  • Rest: Avoid activities that cause pain, such as running or standing for long periods of time.
  • Stretching: Stretch the muscles and tendons in the foot and ankle to help reduce pain and improve flexibility.

       - a typical stretch includes runners stretch (calf stretch) and plantar    fascia stretch (runner's stretch + toe elevated).

  • Ice: Apply ice to the heel and arch of the foot to help reduce swelling and inflammation.
  • Physical therapy: A physical therapist can teach you exercises to stretch and strengthen the muscles and tendons in the foot and ankle

- a typical strengthening exercise includes calf raises and toe-yoga. 

  • Medications: Over-the-counter pain medications, such as acetaminophen or ibuprofen, may help reduce pain and inflammation.

It is true that wearing barefoot shoes or shoes with minimal support can help improve foot muscle strength and flexibility.

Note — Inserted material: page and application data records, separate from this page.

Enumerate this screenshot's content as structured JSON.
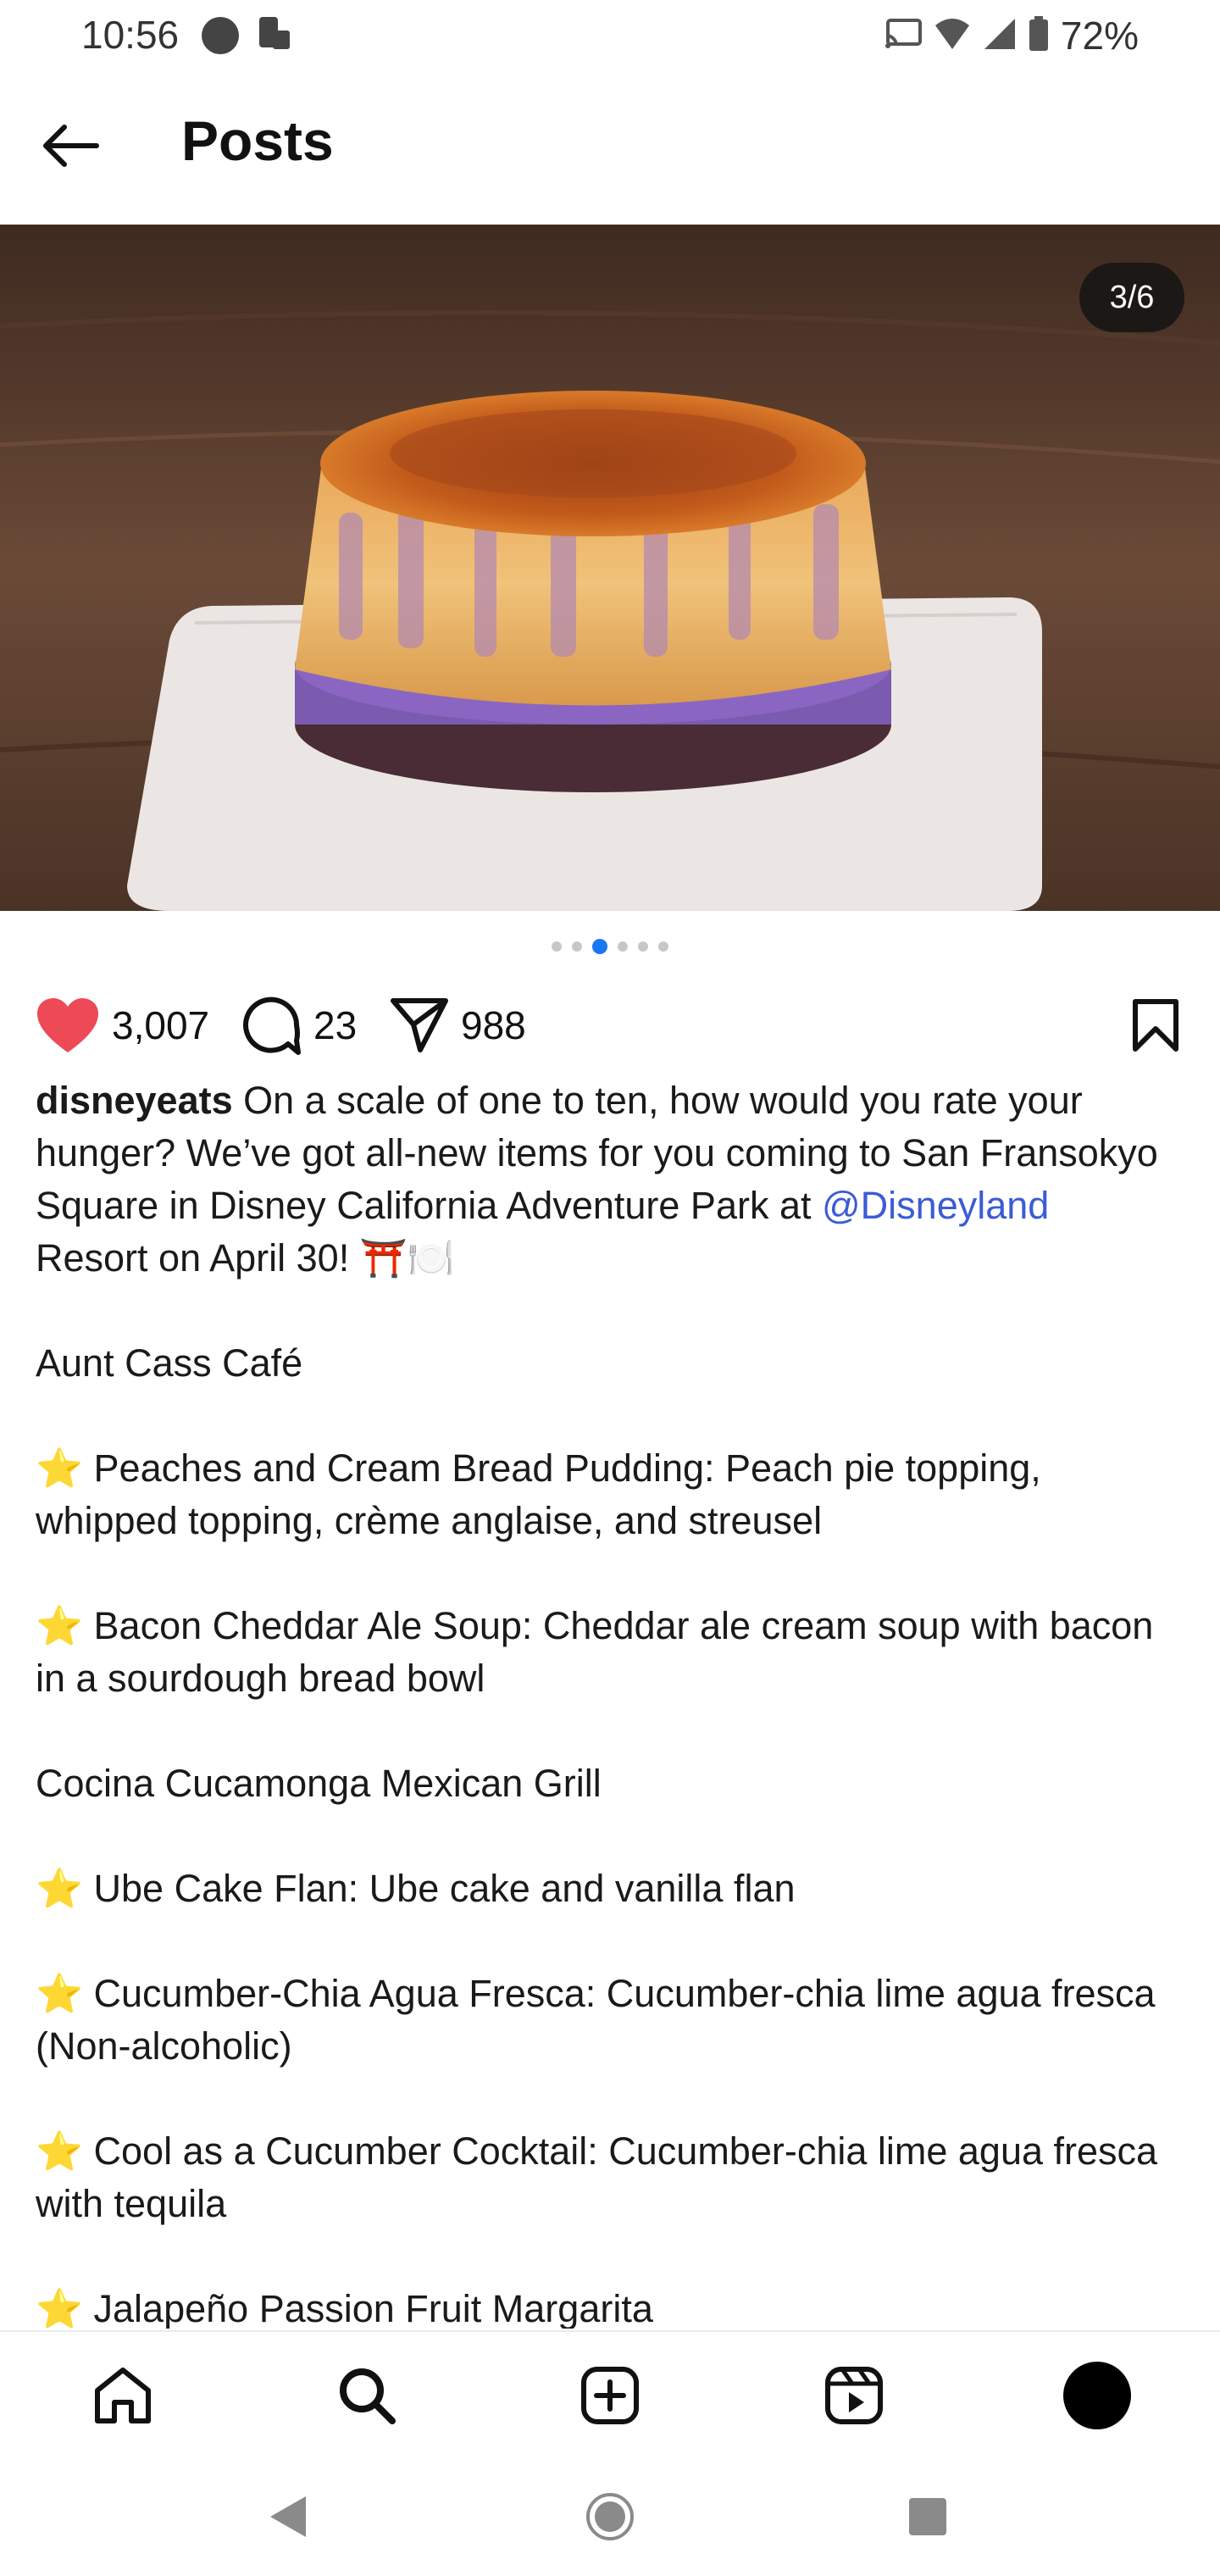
{
  "status_bar": {
    "time": "10:56",
    "battery_pct": "72%"
  },
  "header": {
    "title": "Posts"
  },
  "media": {
    "counter": "3/6",
    "slide_count": 6,
    "active_slide_index": 2
  },
  "actions": {
    "likes": "3,007",
    "comments": "23",
    "shares": "988",
    "like_color": "#ed4956"
  },
  "caption": {
    "username": "disneyeats",
    "intro_text": " On a scale of one to ten, how would you rate your hunger? We’ve got all-new items for you coming to San Fransokyo Square in Disney California Adventure Park at ",
    "mention": "@Disneyland",
    "intro_end": " Resort on April 30! ⛩️🍽️",
    "section1": "Aunt Cass Café",
    "item1": " Peaches and Cream Bread Pudding: Peach pie topping, whipped topping, crème anglaise, and streusel",
    "item2": " Bacon Cheddar Ale Soup: Cheddar ale cream soup with bacon in a sourdough bread bowl",
    "section2": "Cocina Cucamonga Mexican Grill",
    "item3": " Ube Cake Flan: Ube cake and vanilla flan",
    "item4": " Cucumber-Chia Agua Fresca: Cucumber-chia lime agua fresca (Non-alcoholic)",
    "item5": " Cool as a Cucumber Cocktail: Cucumber-chia lime agua fresca with tequila",
    "item6": " Jalapeño Passion Fruit Margarita",
    "star": "⭐"
  },
  "icons": {
    "back": "arrow-left-icon",
    "like": "heart-icon",
    "comment": "speech-bubble-icon",
    "share": "paper-plane-icon",
    "save": "bookmark-icon",
    "home": "home-icon",
    "search": "search-icon",
    "create": "plus-square-icon",
    "reels": "reels-icon"
  }
}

This is because these types of shoes allow the foot to move and function more naturally, which can help improve balance and stability.

Barefoot shoes may also be helpful in preventing plantar fasciitis, as they can help reduce strain on the plantar fascia, the tissue that runs along the bottom of the foot and can become inflamed in people with plantar fasciitis. However, it is important to note that barefoot shoes are not a guarantee against developing plantar fasciitis or other foot conditions.

It is also important to gradually introduce barefoot shoes into your routine and to listen to your body. If you experience any pain or discomfort while wearing barefoot shoes, it may be necessary to adjust your activity level or switch to a different type of shoe. It is always a good idea to consult with a healthcare professional if you have any concerns about your foot health.